“Being in the business of selling truck parts definitely saved me few bucks,” Seversen says. “But the help of family and friends, I’m happy to have built an affordable rig with just the right amount of eyeball. It’s not a budget buster and it’s not one of those kinds of rigs you’re afraid to drive.
“It seems like someone always has one that’s lower or faster or cooler,” he continues. “But I built this with the help of some great people. And I’m proud of the results.”
Photo 5/10   |   009 1972 Chevrolet Blazer Wheels
Inside the build
1972 Chevrolet Blazer
Rick and Kerin Severson, Vancouver, WA
RideTech Strong Arms and Bell Tech dropped knuckles
Stainless four-link by Old Air Iron Classics, Vancouver, WA
RideTech air springs and dampers
OEM GM disc front; Cadillac conversion rear.
Chevrolet 402 with a Holley Street Dominator on a Professional Products manifold; Hedman headers with 2 ½- Flowmaster system by Old Iron Classics, GM TH400 by Alan Bragg with shift kit, aluminum pan, and braided lines.
Filled seams and shaved badges and tailgate trim. Tri-Plus hood, billet grille, tri-stage Lesonal paint by Kevin Dehut, Vancouver (Arancio Atlas)
Reproduction hounds tooth seat covers with additional panels made from reproduction materials by Lois Severson.
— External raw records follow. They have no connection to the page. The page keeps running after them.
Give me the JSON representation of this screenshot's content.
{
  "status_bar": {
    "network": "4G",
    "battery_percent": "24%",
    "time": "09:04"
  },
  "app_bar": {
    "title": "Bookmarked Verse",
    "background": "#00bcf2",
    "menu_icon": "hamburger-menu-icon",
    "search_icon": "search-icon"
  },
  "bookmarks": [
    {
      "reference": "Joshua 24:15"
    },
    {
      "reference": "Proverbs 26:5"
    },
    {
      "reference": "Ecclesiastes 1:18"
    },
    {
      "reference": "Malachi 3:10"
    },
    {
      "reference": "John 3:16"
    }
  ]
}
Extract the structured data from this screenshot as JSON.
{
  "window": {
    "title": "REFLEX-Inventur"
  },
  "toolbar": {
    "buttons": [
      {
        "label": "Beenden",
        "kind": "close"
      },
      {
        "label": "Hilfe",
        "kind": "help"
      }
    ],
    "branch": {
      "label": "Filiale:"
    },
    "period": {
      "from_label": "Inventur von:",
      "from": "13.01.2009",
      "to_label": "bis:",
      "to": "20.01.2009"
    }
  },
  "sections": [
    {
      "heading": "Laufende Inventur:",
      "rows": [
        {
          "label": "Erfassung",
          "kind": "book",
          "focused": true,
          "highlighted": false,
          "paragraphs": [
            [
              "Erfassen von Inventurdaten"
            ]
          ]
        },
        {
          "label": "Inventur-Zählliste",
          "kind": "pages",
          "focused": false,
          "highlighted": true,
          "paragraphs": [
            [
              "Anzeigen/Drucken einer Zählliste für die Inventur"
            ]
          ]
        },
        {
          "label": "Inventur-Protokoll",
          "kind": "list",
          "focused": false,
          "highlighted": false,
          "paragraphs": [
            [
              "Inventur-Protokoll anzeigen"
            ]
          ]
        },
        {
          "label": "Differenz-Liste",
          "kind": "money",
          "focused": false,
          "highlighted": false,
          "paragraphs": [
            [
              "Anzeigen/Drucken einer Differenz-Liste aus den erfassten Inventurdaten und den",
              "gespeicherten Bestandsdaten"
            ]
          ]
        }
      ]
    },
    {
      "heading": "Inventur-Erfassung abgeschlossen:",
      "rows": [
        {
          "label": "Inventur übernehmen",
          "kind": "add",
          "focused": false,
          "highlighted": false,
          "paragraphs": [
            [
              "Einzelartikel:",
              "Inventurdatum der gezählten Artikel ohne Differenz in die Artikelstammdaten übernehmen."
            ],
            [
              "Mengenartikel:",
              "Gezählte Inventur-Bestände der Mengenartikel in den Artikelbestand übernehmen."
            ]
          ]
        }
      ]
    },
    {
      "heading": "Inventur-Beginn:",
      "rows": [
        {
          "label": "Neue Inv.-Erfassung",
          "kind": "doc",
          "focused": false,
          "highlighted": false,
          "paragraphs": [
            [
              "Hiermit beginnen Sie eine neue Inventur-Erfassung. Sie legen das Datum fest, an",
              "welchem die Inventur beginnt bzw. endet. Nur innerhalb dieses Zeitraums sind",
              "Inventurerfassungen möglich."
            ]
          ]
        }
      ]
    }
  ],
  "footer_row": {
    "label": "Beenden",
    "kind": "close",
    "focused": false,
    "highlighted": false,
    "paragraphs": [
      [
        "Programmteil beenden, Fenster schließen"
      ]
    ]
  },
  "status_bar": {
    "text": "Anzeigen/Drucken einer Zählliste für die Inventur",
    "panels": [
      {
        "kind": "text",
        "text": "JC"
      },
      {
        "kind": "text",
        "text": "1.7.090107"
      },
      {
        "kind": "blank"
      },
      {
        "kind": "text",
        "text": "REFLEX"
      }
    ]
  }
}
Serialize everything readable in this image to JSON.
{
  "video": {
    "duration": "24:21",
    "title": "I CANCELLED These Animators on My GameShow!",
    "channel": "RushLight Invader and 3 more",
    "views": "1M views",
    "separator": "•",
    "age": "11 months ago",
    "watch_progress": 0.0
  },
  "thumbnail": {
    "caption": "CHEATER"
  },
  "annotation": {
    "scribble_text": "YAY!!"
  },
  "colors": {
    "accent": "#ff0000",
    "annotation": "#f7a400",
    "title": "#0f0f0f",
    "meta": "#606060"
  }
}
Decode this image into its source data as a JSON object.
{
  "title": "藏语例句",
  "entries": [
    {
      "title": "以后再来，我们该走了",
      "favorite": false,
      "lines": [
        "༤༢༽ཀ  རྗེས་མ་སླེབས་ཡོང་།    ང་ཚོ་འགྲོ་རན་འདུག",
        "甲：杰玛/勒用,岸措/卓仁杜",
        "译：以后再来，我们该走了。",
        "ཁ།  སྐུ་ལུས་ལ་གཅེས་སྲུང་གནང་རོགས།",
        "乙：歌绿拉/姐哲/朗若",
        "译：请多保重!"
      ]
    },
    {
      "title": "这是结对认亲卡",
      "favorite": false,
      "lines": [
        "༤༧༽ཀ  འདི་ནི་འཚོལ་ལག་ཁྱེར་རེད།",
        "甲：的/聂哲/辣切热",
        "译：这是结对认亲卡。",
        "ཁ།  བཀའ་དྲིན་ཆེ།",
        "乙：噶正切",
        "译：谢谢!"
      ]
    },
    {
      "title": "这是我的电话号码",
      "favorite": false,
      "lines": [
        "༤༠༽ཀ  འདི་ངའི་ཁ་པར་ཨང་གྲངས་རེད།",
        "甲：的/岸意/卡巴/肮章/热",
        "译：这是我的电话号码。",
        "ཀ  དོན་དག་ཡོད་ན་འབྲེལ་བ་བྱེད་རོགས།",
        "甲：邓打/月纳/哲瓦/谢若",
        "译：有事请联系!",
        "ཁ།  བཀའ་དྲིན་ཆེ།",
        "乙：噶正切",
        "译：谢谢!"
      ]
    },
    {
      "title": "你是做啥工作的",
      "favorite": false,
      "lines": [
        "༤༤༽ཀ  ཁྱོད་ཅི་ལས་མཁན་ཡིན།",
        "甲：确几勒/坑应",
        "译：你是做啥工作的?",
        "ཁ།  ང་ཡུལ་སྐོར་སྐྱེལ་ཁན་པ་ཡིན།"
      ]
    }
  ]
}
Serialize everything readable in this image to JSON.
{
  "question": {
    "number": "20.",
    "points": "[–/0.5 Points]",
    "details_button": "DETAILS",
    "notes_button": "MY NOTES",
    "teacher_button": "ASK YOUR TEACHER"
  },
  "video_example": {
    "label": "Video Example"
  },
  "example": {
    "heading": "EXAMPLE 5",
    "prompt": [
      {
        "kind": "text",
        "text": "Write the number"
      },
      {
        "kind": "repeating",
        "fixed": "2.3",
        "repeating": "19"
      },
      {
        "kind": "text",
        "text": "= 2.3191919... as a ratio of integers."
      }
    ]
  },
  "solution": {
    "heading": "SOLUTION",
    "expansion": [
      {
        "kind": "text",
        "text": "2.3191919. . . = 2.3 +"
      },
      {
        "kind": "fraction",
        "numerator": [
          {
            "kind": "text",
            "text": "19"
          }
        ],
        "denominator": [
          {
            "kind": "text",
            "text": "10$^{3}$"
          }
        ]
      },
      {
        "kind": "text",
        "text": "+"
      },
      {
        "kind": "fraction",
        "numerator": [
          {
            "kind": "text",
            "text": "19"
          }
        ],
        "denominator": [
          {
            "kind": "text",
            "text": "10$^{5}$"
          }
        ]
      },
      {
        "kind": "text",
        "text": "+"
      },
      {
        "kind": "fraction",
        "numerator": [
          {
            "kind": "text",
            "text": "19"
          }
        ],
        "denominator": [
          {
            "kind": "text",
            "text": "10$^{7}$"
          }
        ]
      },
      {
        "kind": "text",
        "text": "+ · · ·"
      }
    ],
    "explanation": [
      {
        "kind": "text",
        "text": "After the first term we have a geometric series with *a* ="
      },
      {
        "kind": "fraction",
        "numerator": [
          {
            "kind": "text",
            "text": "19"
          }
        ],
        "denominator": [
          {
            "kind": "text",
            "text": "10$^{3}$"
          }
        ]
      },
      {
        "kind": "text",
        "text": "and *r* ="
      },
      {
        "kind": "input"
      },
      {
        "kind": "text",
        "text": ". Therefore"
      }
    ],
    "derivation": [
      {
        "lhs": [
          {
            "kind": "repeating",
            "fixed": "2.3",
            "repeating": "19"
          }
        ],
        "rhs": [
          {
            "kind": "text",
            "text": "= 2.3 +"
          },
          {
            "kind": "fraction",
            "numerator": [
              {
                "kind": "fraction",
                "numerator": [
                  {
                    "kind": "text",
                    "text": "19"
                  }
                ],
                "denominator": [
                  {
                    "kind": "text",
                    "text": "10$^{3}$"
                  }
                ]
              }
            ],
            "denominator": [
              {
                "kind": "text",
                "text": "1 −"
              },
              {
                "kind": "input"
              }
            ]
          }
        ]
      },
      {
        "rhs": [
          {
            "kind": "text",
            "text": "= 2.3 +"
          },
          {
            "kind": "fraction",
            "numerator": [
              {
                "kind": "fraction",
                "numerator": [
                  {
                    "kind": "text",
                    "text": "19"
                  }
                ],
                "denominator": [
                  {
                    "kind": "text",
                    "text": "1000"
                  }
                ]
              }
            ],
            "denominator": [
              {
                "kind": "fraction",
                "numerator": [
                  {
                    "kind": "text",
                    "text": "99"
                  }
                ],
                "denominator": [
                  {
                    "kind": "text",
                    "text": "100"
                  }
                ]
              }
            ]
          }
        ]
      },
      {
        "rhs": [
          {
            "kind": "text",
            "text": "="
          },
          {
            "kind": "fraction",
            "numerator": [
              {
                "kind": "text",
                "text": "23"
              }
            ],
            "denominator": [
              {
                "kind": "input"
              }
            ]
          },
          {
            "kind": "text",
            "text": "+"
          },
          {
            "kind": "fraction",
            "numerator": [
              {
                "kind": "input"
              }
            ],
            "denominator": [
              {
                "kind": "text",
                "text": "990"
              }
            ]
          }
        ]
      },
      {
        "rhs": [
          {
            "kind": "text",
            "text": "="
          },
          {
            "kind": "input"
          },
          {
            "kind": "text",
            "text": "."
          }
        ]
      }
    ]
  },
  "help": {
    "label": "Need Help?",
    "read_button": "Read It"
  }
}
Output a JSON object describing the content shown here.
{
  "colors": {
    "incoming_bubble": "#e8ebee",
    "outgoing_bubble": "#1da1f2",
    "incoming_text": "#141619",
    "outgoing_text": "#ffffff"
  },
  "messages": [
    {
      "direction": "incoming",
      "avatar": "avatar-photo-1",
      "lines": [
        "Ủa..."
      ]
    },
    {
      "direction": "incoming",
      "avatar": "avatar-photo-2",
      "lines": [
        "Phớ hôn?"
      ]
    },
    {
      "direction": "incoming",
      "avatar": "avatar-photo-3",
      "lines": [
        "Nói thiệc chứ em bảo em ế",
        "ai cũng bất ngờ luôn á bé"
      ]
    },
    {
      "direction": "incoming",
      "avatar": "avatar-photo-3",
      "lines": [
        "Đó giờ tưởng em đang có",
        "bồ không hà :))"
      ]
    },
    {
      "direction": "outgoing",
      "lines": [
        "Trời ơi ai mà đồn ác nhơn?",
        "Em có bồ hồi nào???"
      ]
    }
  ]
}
GM Sport Wheel. Auto Custom Carpet kit. Sony Xplōd CDX GT630UI head unit, XM-554Z amplifier, 6.5-inch component set (front staging), 6x9 coaxial, and 12-inch subwoofers
Wheels & Tires:
Coys Equipped C5, 20x8.5 with 4.75-inch backspace; 20x10 with 5.5-inch backspace Hankook Ventus V4, 245/35ZR20; 275/35ZR20
Special Thanks:
Kevin Dehut for helping build it, Lois for trimming it, (WHO) for fabricating boxes and panels, Gen and Lil for detailing and show prep, and most of all Kerin for understanding.